Now, Ayelet didn’t have many friends as we had to keep her away from those germy two year olds…but one friend she did have was our first award winner.
While Ezra and Ayelet never met, we often imagined them being best of friends and even joked about them getting married one day. Ezra sent germ-free drawings to Ayelet in the hospital and Seth and I had the privilege of getting to know Ezra’s parents, Robin and Evan, as they embarked on the difficult path of finding a match for Ezra.
Ezra needed a match to cure his rare primary immune system disorder called Hyper IgM Syndrome, which prevents his body from producing antibodies to fight infection. With a faulty immune system, Ezra has been unable to enjoy normal childhood activities like preschool, birthday parties, and playdates.
As no suitable bone marrow donor was found in Ezra’s family or in the worldwide registries, Robin and Evan contacted Gift of Life to help them find a match for Ezra.

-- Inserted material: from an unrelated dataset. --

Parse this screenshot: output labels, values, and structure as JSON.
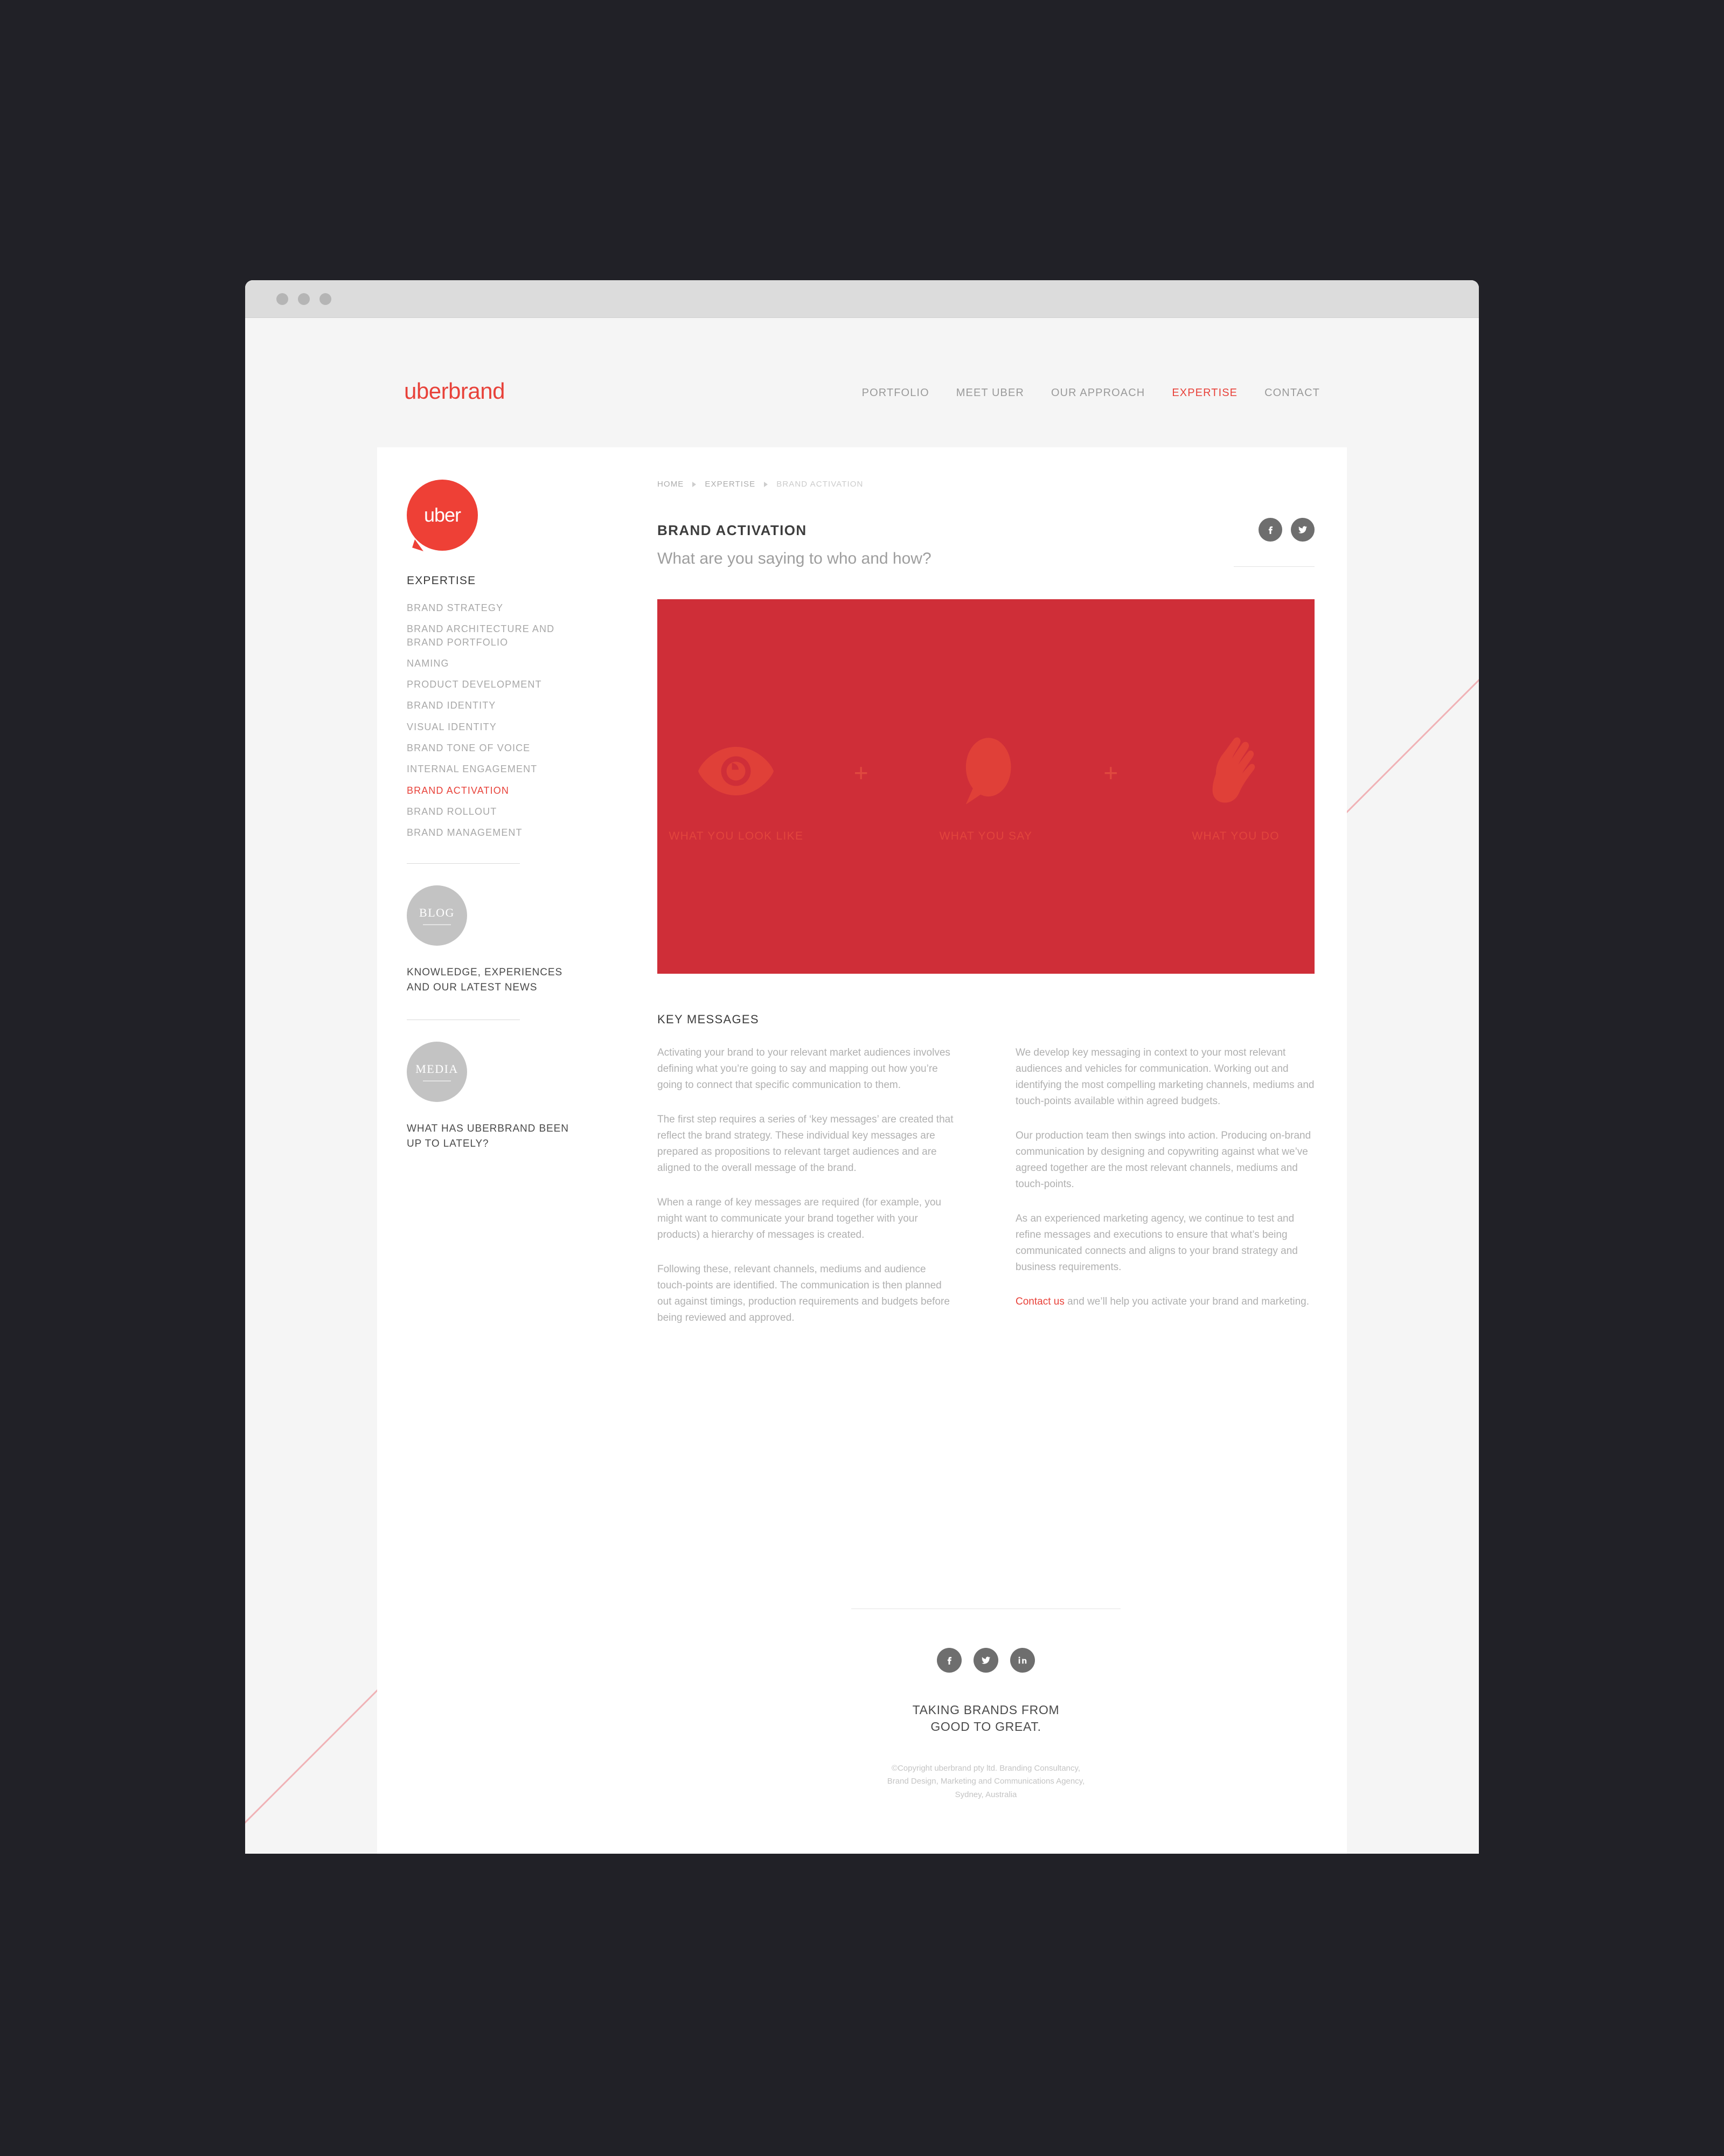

Bone marrow drives were held throughout the country and the world with the hopes of finding him a perfect match and after 2 years of searching, these drives led to over 4,500 potential donors and matches for nearly 60 other patients in need.
As no bone marrow match for Ezra was found, his parents made the difficult decision to move forward with a riskier transplant using a mismatched cord blood unit and the transplant took place this past May. Ezra continues his recovery at home and in isolation. It is currently unclear whether Ezra’s transplant is taking and whether he will be cured. Despite these difficult circumstances, he continues to amaze the watchful doctors and nurses with his spirit, enthusiasm for life and his love of basketball, music and space shuttles.

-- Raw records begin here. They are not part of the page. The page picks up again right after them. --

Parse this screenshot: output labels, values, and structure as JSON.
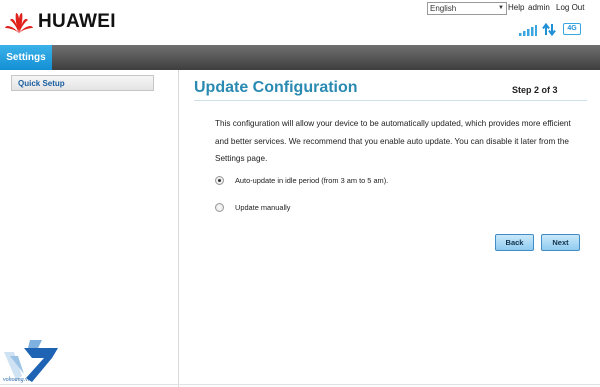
{
  "brand": {
    "name": "HUAWEI",
    "logo_color": "#e1211b"
  },
  "header": {
    "language": {
      "selected": "English"
    },
    "links": {
      "help": "Help",
      "user": "admin",
      "logout": "Log Out"
    },
    "status_icons": [
      "signal-strength-icon",
      "data-transfer-icon",
      "network-4g-icon"
    ],
    "network_type": "4G"
  },
  "nav": {
    "active_tab": "Settings",
    "accent": "#1f9fe0"
  },
  "sidebar": {
    "items": [
      {
        "label": "Quick Setup"
      }
    ]
  },
  "main": {
    "title": "Update Configuration",
    "step": "Step 2 of 3",
    "description": "This configuration will allow your device to be automatically updated, which provides more efficient and better services. We recommend that you enable auto update. You can disable it later from the Settings page.",
    "options": [
      {
        "label": "Auto-update in idle period (from 3 am to 5 am).",
        "selected": true
      },
      {
        "label": "Update manually",
        "selected": false
      }
    ],
    "buttons": {
      "back": "Back",
      "next": "Next"
    }
  },
  "watermark": {
    "text": "vohoang.vn"
  }
}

Seth and I went to visit Ezra at Sloan Kettering during the transplant and we brought him this really cheap golf set and we were just amazed at how much energy he had considering how weak his little body was.
We are all hopeful that Ezra’s donor cells will do what they need to do and that Ezra can live of life free of needles and doctors.
Nothing brings us greater joy than to present little Ezra, through his parents Robin and Ezra, with the Ayelet Galena Courage award, “In recognition of your incomparable courage, incredible resiliency and loving and infectious spirit!”
Robin and Evan, please come to the podium and accept this award on behalf of Ezra.
Shortly after Dylan Rabinovich was born, he was moved to the NICU because he was jaundice and suffering from what doctors call, “failure to thrive.” In time, his parents learned Dylan has a very rare and severe genetic disorder called Emanuel Syndrome. Instead of having 46 chromosomes, he has 47.
Dylan’s life has been a whirlwind of doctors, many hospital stays and hundreds of tests. Emanuel Syndrome is so rare that only about five children are born with it each year around the world. In addition to Emanuel Syndrome, Dylan has a host of other medical problems and his parents were told Dylan would not live to see his first birthday, but he has defied the odds. This December, Dylan will turn 7.
It just so happened that Dylan and Ayelet were one floor away from each other when Dylan underwent lifesaving surgery at Cincinnati Children’s Hospital.
Dylan is a living inspiration to us all. He teaches us to never take no for answer and to not live your life by anyone else’s expectations but your own.
Dylan’s courage to face the many complications and difficulties of his life is truly humbling.
We are so honored to be able to recognize Dylan’s courage tonight and present him and his parents, Melissa and Oleg, with the Ayelet Galena Courage Award, “In recognition of your bravery, fight for life, resilience and for being a very charming young flirt!